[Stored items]
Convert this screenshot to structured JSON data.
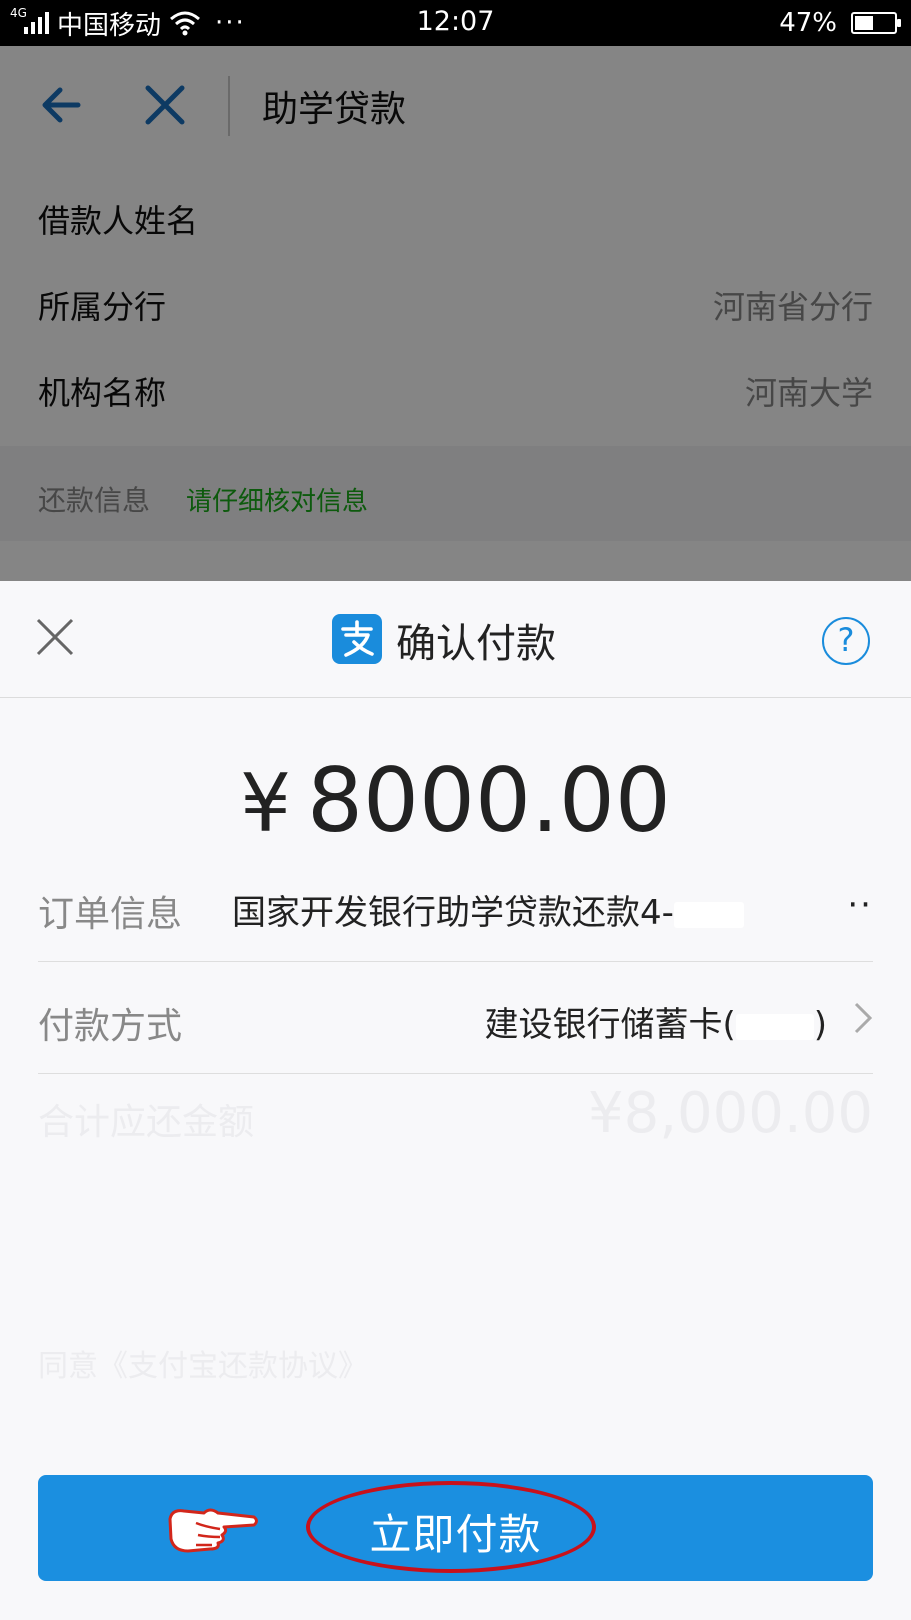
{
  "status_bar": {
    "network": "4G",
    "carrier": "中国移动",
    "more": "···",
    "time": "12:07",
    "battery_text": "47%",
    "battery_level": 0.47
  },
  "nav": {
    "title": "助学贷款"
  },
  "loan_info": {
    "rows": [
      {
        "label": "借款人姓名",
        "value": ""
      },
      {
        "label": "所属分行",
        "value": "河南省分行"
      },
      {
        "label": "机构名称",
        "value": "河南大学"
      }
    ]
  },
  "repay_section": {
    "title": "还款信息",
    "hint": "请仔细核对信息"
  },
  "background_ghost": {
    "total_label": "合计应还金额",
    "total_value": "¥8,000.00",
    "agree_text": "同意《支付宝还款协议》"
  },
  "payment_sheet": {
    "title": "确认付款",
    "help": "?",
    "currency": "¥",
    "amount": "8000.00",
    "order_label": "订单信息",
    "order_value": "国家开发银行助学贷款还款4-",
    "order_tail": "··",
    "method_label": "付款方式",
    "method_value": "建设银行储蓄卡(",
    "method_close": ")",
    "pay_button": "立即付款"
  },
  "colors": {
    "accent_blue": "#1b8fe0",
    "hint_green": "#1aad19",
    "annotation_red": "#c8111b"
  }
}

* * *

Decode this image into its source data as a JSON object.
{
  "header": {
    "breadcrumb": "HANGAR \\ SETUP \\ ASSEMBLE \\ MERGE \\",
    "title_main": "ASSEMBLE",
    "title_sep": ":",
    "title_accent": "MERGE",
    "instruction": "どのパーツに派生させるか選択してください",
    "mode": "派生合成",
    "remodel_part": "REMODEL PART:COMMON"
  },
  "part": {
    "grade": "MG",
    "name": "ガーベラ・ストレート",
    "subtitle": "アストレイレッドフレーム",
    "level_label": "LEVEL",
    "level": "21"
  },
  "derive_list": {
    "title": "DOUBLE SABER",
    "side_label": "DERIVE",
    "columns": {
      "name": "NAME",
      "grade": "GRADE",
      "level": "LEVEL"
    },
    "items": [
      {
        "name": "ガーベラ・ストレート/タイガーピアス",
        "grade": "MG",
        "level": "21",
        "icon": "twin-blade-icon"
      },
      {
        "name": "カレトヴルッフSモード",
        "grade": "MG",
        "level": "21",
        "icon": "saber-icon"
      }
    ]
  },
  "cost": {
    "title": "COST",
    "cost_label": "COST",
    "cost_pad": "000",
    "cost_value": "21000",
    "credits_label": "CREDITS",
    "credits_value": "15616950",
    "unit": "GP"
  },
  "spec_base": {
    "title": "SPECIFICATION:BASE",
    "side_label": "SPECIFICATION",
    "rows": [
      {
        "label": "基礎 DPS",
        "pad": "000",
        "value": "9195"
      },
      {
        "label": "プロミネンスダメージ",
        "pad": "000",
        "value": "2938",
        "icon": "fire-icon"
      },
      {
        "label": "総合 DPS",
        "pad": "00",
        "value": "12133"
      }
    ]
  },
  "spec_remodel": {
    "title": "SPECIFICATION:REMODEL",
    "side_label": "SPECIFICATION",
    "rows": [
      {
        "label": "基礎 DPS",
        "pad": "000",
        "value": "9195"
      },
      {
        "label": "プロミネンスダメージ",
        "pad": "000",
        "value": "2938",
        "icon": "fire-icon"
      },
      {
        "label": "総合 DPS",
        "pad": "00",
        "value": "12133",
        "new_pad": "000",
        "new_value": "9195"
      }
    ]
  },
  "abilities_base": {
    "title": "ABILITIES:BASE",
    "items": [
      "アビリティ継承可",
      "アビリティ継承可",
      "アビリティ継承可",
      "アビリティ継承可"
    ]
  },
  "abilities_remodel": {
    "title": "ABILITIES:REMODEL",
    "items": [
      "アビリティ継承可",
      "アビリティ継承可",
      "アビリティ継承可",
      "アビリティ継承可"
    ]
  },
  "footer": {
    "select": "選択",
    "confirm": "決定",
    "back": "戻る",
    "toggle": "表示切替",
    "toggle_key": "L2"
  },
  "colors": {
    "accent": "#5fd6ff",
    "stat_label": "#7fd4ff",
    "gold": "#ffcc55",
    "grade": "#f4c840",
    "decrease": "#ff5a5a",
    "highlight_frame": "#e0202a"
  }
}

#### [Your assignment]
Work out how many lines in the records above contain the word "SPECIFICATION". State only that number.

#### [Task answer]
4